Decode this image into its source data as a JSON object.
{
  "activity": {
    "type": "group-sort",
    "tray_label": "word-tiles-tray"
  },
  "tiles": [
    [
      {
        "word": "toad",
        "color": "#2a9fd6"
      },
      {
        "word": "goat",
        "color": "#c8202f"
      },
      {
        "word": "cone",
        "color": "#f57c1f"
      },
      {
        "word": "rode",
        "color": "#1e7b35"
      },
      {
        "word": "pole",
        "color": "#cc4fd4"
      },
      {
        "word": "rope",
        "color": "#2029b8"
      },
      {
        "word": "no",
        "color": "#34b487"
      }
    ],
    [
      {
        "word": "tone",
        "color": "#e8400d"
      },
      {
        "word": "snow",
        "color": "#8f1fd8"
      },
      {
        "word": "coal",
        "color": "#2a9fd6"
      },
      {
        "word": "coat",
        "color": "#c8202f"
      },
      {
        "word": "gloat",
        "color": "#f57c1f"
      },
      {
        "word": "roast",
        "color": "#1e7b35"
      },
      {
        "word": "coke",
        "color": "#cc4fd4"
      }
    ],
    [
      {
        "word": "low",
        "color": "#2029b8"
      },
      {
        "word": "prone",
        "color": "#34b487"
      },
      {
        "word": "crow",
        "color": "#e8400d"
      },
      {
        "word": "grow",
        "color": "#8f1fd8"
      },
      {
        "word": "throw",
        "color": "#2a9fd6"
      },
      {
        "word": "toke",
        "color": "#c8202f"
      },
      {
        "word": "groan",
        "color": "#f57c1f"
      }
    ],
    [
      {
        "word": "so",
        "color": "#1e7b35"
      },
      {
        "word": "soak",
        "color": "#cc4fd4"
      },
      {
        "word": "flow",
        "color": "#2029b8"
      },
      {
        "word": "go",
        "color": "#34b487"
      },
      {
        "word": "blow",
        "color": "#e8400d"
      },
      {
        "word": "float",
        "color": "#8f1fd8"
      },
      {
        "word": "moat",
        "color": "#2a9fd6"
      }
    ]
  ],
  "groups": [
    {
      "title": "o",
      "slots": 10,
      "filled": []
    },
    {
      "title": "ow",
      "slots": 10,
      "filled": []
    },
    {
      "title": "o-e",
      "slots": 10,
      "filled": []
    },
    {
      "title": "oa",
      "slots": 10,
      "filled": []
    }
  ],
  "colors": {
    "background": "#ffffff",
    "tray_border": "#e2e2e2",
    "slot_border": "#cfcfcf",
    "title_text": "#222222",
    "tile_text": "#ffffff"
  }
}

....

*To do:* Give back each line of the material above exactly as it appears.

*Task solution:*
Decode this image into its source data as a JSON object.
{
  "activity": {
    "type": "group-sort",
    "tray_label": "word-tiles-tray"
  },
  "tiles": [
    [
      {
        "word": "toad",
        "color": "#2a9fd6"
      },
      {
        "word": "goat",
        "color": "#c8202f"
      },
      {
        "word": "cone",
        "color": "#f57c1f"
      },
      {
        "word": "rode",
        "color": "#1e7b35"
      },
      {
        "word": "pole",
        "color": "#cc4fd4"
      },
      {
        "word": "rope",
        "color": "#2029b8"
      },
      {
        "word": "no",
        "color": "#34b487"
      }
    ],
    [
      {
        "word": "tone",
        "color": "#e8400d"
      },
      {
        "word": "snow",
        "color": "#8f1fd8"
      },
      {
        "word": "coal",
        "color": "#2a9fd6"
      },
      {
        "word": "coat",
        "color": "#c8202f"
      },
      {
        "word": "gloat",
        "color": "#f57c1f"
      },
      {
        "word": "roast",
        "color": "#1e7b35"
      },
      {
        "word": "coke",
        "color": "#cc4fd4"
      }
    ],
    [
      {
        "word": "low",
        "color": "#2029b8"
      },
      {
        "word": "prone",
        "color": "#34b487"
      },
      {
        "word": "crow",
        "color": "#e8400d"
      },
      {
        "word": "grow",
        "color": "#8f1fd8"
      },
      {
        "word": "throw",
        "color": "#2a9fd6"
      },
      {
        "word": "toke",
        "color": "#c8202f"
      },
      {
        "word": "groan",
        "color": "#f57c1f"
      }
    ],
    [
      {
        "word": "so",
        "color": "#1e7b35"
      },
      {
        "word": "soak",
        "color": "#cc4fd4"
      },
      {
        "word": "flow",
        "color": "#2029b8"
      },
      {
        "word": "go",
        "color": "#34b487"
      },
      {
        "word": "blow",
        "color": "#e8400d"
      },
      {
        "word": "float",
        "color": "#8f1fd8"
      },
      {
        "word": "moat",
        "color": "#2a9fd6"
      }
    ]
  ],
  "groups": [
    {
      "title": "o",
      "slots": 10,
      "filled": []
    },
    {
      "title": "ow",
      "slots": 10,
      "filled": []
    },
    {
      "title": "o-e",
      "slots": 10,
      "filled": []
    },
    {
      "title": "oa",
      "slots": 10,
      "filled": []
    }
  ],
  "colors": {
    "background": "#ffffff",
    "tray_border": "#e2e2e2",
    "slot_border": "#cfcfcf",
    "title_text": "#222222",
    "tile_text": "#ffffff"
  }
}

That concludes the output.